There are three parts to this post. Everyone should read the first two sections, especially the second section. Haskellers should also be sure to read the third section.
If you don't yet know: I'm transgender. My sense of gender and self have never aligned with my physical appearance, and I’ve spent most of my life dealing with this fact. This is not an acquired condition nor a recent change; it is an intrinsic and life-long part of who I am. I began the process of transitioning half a year ago and, over the next six months or so, I will complete the transition to living as a woman full-time.
Many of my followers are already familiar with transgender issues, but since this is a public announcement I assume many of you are not. There are numerous resources online for learning more, but I find the PFLAG pamphlet to be a particularly good place to start. If you still have any questions after reading that, I can provide additional resources and am willing to answer questions.
How to respond
This is going to depend on how you know me.
- If we interact predominantly online
- This includes everyone in the Haskell community (both online and academically), as well as everyone from Reddit, Twitter, etc. Henceforth, please use feminine pronouns (she/her/hers) exclusively when referring to me. I understand this will take some getting used to, but it will soon become second nature.
- If we interact predominantly in person
- I'd prefer you use feminine pronouns (she/her/hers) when referring to me, especially when online and when mentioning me anonymously. But, for the time being, masculine pronouns (he/him/his) are still acceptable. Sometime in the spring I will send another announcement around letting you know when "T-day" is. After that date, I will be presenting as female full-time and will no longer tolerate masculine pronouns.
PSA for Haskellers
I shouldn't have to say this, but since there were some complaints about the "homosexual propaganda" in my recent posts, may I remind my readers of The Planet Haskell policies regarding political and religious content. I rarely post political content, but am well within the guidelines in doing so. The stated mission of Planet Haskell is to "show what is happening in the community, what people are thinking about or doing". I am an active and well-known member of the Haskell community, and the violence endured by trans people is something I've been thinking a lot about lately. When Chung-chieh Shan gave the 2013 Haskell Symposium program chair report, he made a specific point of highlighting the effects of sexism, racism, homophobia, and transphobia in driving people out of the Haskell community. Therefore, I think it is fair to say that these issues are pertinent, above and beyond my personal involvement with them.

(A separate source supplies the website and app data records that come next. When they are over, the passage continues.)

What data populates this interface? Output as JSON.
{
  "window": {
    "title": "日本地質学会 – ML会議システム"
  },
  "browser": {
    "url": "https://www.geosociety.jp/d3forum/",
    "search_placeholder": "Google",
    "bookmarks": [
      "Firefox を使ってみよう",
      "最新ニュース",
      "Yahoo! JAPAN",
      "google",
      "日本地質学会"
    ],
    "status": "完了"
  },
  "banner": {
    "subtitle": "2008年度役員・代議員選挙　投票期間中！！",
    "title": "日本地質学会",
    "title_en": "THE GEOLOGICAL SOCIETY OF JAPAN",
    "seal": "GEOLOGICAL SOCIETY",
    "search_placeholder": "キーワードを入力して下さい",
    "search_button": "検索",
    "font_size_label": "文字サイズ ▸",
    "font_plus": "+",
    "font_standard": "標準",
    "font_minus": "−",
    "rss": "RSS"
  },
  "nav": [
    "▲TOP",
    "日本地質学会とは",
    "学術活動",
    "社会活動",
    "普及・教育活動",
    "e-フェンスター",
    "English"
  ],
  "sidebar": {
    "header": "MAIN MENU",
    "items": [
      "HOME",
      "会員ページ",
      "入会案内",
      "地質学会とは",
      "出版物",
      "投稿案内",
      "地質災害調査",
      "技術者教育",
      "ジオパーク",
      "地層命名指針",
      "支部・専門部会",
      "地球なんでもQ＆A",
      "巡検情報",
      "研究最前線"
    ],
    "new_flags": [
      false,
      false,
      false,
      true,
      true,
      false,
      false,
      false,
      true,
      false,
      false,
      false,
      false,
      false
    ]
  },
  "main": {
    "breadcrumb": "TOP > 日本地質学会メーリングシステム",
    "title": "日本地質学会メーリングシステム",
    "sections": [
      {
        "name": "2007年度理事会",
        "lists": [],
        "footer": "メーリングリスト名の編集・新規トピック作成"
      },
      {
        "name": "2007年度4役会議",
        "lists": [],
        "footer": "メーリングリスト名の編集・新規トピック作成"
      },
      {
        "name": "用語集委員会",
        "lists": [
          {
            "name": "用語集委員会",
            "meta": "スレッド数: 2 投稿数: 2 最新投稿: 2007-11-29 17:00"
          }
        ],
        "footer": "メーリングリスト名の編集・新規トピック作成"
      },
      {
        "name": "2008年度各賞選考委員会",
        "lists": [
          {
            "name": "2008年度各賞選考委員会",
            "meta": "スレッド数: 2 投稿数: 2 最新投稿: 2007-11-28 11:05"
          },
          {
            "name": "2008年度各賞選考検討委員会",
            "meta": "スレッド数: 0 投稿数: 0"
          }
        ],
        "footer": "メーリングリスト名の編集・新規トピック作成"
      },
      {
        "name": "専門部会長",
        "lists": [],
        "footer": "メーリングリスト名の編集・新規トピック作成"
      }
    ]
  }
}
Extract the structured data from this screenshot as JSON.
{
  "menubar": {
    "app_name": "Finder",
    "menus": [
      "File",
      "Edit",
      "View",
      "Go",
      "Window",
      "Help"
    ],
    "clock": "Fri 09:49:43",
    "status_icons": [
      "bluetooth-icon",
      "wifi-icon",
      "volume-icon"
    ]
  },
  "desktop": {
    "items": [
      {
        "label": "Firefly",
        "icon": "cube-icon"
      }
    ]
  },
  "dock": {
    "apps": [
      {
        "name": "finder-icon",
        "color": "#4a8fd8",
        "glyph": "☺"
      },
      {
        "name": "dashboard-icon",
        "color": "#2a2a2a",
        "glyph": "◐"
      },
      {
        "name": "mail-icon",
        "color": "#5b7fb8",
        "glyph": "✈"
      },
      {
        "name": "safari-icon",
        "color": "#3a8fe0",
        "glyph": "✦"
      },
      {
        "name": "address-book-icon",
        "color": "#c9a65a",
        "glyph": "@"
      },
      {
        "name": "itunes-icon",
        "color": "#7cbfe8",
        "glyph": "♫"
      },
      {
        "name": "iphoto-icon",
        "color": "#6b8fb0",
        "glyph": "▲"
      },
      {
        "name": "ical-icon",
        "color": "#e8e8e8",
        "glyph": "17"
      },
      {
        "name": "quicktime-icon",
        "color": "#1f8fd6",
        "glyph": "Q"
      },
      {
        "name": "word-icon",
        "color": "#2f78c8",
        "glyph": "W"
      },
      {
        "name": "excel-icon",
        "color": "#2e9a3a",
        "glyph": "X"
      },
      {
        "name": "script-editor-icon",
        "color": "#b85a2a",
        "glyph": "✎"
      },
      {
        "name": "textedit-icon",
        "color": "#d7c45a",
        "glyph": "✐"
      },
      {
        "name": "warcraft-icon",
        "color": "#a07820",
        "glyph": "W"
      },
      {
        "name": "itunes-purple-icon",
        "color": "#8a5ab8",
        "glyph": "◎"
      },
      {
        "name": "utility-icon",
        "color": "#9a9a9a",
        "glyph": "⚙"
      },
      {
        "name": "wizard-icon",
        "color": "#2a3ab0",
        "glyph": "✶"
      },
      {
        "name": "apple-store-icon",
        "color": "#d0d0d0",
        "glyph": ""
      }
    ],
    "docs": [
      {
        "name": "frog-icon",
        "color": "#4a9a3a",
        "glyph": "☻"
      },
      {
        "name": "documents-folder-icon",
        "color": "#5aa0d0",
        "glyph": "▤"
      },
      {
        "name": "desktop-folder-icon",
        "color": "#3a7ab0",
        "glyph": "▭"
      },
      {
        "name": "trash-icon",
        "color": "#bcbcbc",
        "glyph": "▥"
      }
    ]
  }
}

That said, I do not intend to discuss trans issues at length on this blog. Nevertheless, on occasion, these issues will come up because I refuse to live in silence and shame for who I am.